Provided records:
____
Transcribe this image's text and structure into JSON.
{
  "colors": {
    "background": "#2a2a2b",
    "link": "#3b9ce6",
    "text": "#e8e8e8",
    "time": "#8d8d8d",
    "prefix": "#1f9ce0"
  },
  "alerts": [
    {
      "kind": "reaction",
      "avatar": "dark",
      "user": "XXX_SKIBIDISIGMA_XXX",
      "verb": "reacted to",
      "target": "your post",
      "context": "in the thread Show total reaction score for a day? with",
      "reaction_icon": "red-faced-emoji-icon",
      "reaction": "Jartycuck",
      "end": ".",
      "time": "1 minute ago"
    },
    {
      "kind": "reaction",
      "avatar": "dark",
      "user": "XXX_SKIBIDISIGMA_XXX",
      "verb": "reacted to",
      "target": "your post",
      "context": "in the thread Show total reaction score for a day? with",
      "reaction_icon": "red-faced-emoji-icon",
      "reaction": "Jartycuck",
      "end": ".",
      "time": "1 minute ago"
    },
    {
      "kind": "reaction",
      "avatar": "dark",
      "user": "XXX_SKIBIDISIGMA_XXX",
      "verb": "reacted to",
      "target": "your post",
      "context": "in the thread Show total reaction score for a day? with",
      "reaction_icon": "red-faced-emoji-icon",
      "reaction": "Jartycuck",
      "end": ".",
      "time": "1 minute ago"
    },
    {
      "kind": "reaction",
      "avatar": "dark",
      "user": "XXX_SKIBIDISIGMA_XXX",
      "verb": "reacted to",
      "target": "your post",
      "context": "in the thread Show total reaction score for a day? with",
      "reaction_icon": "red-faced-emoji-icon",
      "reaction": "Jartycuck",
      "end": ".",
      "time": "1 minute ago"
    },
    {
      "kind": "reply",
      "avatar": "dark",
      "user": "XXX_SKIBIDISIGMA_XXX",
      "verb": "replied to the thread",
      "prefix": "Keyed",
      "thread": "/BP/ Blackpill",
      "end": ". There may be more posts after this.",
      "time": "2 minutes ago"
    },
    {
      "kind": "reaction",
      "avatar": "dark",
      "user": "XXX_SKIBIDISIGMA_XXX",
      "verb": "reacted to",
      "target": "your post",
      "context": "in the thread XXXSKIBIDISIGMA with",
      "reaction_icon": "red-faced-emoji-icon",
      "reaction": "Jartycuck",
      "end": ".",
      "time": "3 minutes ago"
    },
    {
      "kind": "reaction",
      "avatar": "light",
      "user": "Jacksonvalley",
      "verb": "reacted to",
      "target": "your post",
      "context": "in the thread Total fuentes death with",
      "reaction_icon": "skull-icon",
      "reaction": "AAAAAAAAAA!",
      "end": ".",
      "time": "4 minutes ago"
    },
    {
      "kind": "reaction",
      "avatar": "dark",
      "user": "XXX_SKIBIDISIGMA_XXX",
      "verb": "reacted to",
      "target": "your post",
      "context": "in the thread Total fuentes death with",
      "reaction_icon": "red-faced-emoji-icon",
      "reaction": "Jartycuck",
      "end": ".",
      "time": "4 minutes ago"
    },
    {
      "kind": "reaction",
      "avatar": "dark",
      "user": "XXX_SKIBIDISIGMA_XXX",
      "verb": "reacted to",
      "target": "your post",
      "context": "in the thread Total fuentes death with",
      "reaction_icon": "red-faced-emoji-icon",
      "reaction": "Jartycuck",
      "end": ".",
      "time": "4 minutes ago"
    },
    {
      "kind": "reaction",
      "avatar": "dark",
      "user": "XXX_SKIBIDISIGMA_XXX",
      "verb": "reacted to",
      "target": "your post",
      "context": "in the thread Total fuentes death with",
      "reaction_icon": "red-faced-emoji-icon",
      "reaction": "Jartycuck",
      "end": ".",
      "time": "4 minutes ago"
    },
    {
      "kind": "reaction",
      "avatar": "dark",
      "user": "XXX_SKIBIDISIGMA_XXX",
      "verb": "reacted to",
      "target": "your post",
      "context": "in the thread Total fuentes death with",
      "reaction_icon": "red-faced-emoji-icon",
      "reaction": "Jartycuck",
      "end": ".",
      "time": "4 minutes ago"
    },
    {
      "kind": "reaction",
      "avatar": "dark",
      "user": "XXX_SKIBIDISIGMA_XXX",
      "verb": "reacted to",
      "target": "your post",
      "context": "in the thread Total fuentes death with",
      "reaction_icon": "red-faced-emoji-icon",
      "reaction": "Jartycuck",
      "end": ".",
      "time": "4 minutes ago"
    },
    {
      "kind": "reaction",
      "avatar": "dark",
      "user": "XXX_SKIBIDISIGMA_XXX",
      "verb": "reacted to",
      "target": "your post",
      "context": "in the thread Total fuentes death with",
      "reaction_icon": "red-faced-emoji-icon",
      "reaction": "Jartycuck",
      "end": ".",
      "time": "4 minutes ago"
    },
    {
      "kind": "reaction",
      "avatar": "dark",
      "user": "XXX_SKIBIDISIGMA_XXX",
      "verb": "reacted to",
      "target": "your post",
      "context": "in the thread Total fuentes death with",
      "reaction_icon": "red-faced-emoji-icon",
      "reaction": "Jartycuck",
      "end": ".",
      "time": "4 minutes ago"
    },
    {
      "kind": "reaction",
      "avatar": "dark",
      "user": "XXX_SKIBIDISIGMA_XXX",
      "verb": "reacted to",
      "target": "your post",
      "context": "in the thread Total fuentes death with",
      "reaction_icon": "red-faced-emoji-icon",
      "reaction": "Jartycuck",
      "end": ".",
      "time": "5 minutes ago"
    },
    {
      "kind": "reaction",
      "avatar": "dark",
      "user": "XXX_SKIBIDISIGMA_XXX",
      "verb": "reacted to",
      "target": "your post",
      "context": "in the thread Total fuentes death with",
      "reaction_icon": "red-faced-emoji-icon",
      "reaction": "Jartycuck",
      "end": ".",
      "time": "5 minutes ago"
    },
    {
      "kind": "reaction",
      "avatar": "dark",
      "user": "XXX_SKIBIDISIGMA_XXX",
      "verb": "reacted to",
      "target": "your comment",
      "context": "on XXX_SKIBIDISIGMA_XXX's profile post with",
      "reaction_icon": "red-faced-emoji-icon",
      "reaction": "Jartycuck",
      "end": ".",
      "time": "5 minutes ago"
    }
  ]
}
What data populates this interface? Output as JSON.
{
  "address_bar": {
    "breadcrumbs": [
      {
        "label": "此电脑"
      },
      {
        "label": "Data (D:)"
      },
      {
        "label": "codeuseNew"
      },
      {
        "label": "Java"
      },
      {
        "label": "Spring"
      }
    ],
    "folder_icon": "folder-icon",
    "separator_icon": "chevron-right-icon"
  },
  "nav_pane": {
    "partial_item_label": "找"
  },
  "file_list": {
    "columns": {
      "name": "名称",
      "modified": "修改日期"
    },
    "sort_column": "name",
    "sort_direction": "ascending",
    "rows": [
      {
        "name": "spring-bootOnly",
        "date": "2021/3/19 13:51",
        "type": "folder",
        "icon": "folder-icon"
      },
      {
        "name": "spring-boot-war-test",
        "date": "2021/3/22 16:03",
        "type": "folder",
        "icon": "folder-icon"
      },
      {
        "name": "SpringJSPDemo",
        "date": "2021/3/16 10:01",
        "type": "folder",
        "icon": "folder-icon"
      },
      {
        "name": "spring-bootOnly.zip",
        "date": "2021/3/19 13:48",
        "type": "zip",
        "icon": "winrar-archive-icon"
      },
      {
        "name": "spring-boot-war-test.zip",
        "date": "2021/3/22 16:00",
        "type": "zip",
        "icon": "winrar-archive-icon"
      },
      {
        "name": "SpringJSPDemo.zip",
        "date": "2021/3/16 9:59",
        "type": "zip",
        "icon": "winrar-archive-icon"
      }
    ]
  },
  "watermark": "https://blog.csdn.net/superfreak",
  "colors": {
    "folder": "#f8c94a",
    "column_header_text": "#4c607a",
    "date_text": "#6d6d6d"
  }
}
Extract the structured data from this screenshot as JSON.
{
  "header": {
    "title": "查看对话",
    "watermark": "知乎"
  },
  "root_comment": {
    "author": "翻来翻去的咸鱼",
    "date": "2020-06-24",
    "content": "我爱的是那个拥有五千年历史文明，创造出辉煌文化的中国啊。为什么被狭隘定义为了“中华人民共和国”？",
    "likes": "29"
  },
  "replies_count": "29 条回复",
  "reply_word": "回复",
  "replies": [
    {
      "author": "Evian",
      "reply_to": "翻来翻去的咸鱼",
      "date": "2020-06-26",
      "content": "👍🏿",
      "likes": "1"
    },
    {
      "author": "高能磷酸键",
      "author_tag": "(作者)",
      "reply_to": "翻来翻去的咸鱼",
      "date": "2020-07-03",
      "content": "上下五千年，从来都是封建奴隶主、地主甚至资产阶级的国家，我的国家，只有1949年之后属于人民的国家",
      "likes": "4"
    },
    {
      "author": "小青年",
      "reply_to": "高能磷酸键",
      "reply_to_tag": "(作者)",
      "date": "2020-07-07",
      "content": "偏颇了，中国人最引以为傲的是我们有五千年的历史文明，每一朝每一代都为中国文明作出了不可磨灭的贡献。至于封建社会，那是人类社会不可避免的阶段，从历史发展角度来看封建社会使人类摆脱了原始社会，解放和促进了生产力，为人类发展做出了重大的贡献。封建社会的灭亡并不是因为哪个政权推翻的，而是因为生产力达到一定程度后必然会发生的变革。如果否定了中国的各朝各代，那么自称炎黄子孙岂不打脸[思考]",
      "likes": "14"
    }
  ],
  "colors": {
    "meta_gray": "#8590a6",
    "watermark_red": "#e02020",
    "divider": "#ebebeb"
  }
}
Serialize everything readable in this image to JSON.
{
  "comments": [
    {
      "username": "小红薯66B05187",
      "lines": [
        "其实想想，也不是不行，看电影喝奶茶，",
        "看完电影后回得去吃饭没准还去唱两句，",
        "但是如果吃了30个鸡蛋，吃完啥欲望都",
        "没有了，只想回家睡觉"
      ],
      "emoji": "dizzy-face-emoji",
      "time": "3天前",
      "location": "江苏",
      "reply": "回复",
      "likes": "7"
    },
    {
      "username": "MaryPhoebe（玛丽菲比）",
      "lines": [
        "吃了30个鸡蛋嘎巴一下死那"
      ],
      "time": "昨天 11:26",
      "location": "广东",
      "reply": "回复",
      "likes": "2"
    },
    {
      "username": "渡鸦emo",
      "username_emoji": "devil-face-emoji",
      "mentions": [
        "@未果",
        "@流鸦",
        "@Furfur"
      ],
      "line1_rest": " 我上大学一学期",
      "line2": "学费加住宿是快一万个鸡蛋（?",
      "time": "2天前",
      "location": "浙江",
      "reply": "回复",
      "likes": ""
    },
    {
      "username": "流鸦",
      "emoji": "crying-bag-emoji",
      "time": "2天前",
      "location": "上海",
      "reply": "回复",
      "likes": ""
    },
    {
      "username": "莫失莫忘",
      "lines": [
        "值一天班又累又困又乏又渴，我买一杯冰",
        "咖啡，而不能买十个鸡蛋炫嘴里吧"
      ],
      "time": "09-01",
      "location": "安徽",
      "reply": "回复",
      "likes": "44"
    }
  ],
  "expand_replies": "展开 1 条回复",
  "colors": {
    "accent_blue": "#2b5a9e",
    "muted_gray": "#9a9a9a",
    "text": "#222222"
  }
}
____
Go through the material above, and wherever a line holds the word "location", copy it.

      "location": "江苏",
      "location": "广东",
      "location": "浙江",
      "location": "上海",
      "location": "安徽",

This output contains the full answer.